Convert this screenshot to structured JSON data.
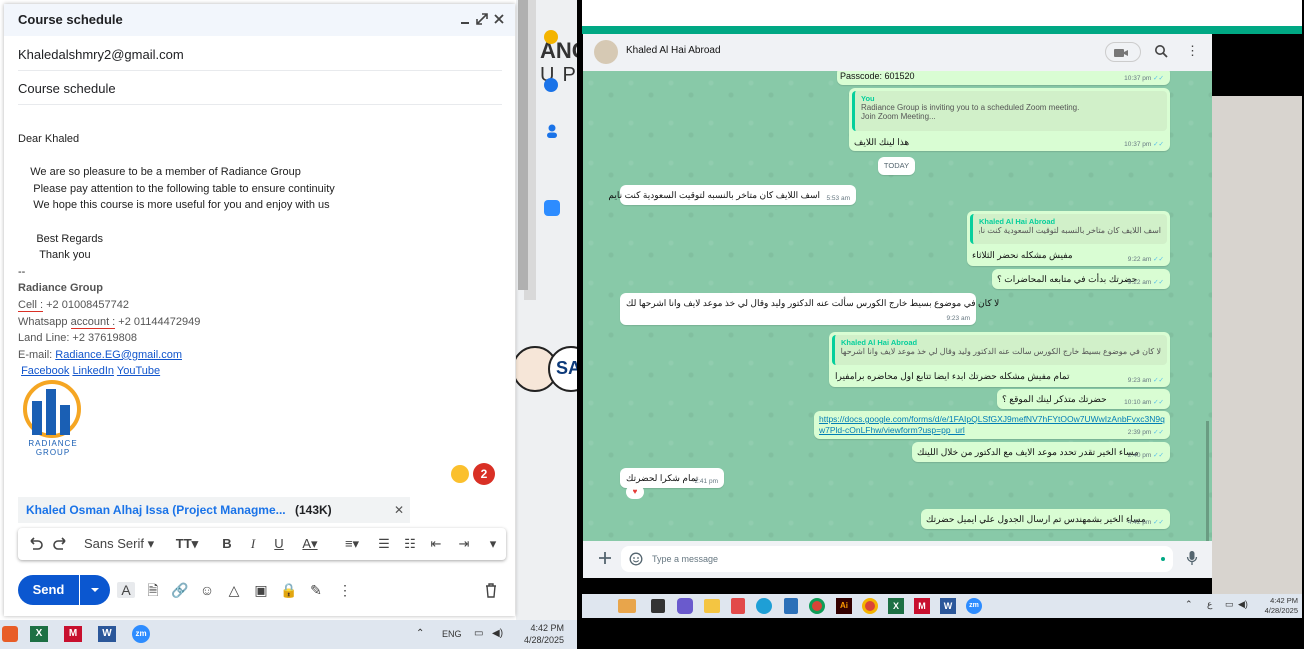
{
  "compose": {
    "title": "Course schedule",
    "to": "Khaledalshmry2@gmail.com",
    "subject": "Course schedule",
    "body_lines": [
      "Dear Khaled",
      "",
      "    We are so pleasure to be a member of Radiance Group",
      "     Please pay attention to the following table to ensure continuity",
      "     We hope this course is more useful for you and enjoy with us",
      "",
      "      Best Regards",
      "       Thank you",
      "--"
    ],
    "signature": {
      "company": "Radiance Group",
      "cell_label": "Cell :",
      "cell_value": " +2 01008457742",
      "whatsapp_label": "Whatsapp ",
      "whatsapp_account": "account :",
      "whatsapp_value": " +2 01144472949",
      "landline": "Land Line: +2 37619808",
      "email_label": "E-mail: ",
      "email": "Radiance.EG@gmail.com",
      "links": [
        "Facebook",
        "LinkedIn",
        "YouTube"
      ],
      "logo_text_1": "RADIANCE",
      "logo_text_2": "GROUP"
    },
    "emoji_count": "2",
    "attachment": {
      "name": "Khaled Osman Alhaj Issa (Project Managme...",
      "size": "(143K)"
    },
    "font_name": "Sans Serif",
    "send_label": "Send"
  },
  "map_strip": {
    "text_1": "ANCE",
    "text_2": "UPE",
    "text_3": "SA"
  },
  "left_taskbar": {
    "language": "ENG",
    "time": "4:42 PM",
    "date": "4/28/2025"
  },
  "whatsapp": {
    "contact": "Khaled Al Hai Abroad",
    "input_placeholder": "Type a message",
    "date_badge": "TODAY",
    "messages": {
      "m0_text": "Passcode: 601520",
      "m0_time": "10:37 pm",
      "m1_quote_name": "You",
      "m1_quote_line1": "Radiance Group is inviting you to a scheduled Zoom meeting.",
      "m1_quote_line2": "Join Zoom Meeting...",
      "m1_text": "هذا لينك اللايف",
      "m1_time": "10:37 pm",
      "m2_text": "اسف اللايف كان متاخر بالنسبه لتوقيت السعودية كنت نايم",
      "m2_time": "5:53 am",
      "m3_quote_name": "Khaled Al Hai Abroad",
      "m3_quote_text": "اسف اللايف كان متاخر بالنسبه لتوقيت السعودية كنت نايم",
      "m3_text": "مفيش مشكله نحضر الثلاثاء",
      "m3_time": "9:22 am",
      "m4_text": "حضرتك بدأت في متابعه المحاضرات ؟",
      "m4_time": "9:22 am",
      "m5_text": "لا كان في موضوع بسيط خارج الكورس سألت عنه الدكتور وليد وقال لي خذ موعد لايف وانا اشرحها لك",
      "m5_time": "9:23 am",
      "m6_quote_name": "Khaled Al Hai Abroad",
      "m6_quote_text": "لا كان في موضوع بسيط خارج الكورس سألت عنه الدكتور وليد وقال لي خذ موعد لايف وانا اشرحها لك",
      "m6_text": "تمام مفيش مشكله حضرتك ابدء ايضا تتابع اول محاضره برامفيرا",
      "m6_time": "9:23 am",
      "m7_text": "حضرتك متذكر لينك الموقع ؟",
      "m7_time": "10:10 am",
      "m8_link1": "https://docs.google.com/forms/d/e/1FAIpQLSfGXJ9mefNV7hFYtOOw7UWwIzAnbFvxc3N9q",
      "m8_link2": "w7Pld-cOnLFhw/viewform?usp=pp_url",
      "m8_time": "2:39 pm",
      "m9_text": "مساء الخير تقدر تحدد موعد الايف مع الدكتور من خلال اللينك",
      "m9_time": "2:40 pm",
      "m10_text": "تمام شكرا لحضرتك",
      "m10_time": "2:41 pm",
      "m11_text": "مساء الخير بشمهندس تم ارسال الجدول علي ايميل حضرتك",
      "m11_time": "4:42 pm"
    }
  },
  "right_taskbar": {
    "time": "4:42 PM",
    "date": "4/28/2025",
    "lang": "ع"
  },
  "colors": {
    "wa_green": "#00a884",
    "send_blue": "#0b57d0",
    "out_bubble": "#d9fdd3"
  },
  "icons": [
    "minimize-icon",
    "fullscreen-icon",
    "close-icon",
    "undo-icon",
    "redo-icon",
    "bold-icon",
    "italic-icon",
    "underline-icon",
    "trash-icon",
    "search-icon",
    "menu-icon",
    "mic-icon",
    "plus-icon",
    "emoji-icon"
  ]
}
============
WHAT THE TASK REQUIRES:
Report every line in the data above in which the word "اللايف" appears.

EXERCISE SOLUTION:
      "m1_text": "هذا لينك اللايف",
      "m2_text": "اسف اللايف كان متاخر بالنسبه لتوقيت السعودية كنت نايم",
      "m3_quote_text": "اسف اللايف كان متاخر بالنسبه لتوقيت السعودية كنت نايم",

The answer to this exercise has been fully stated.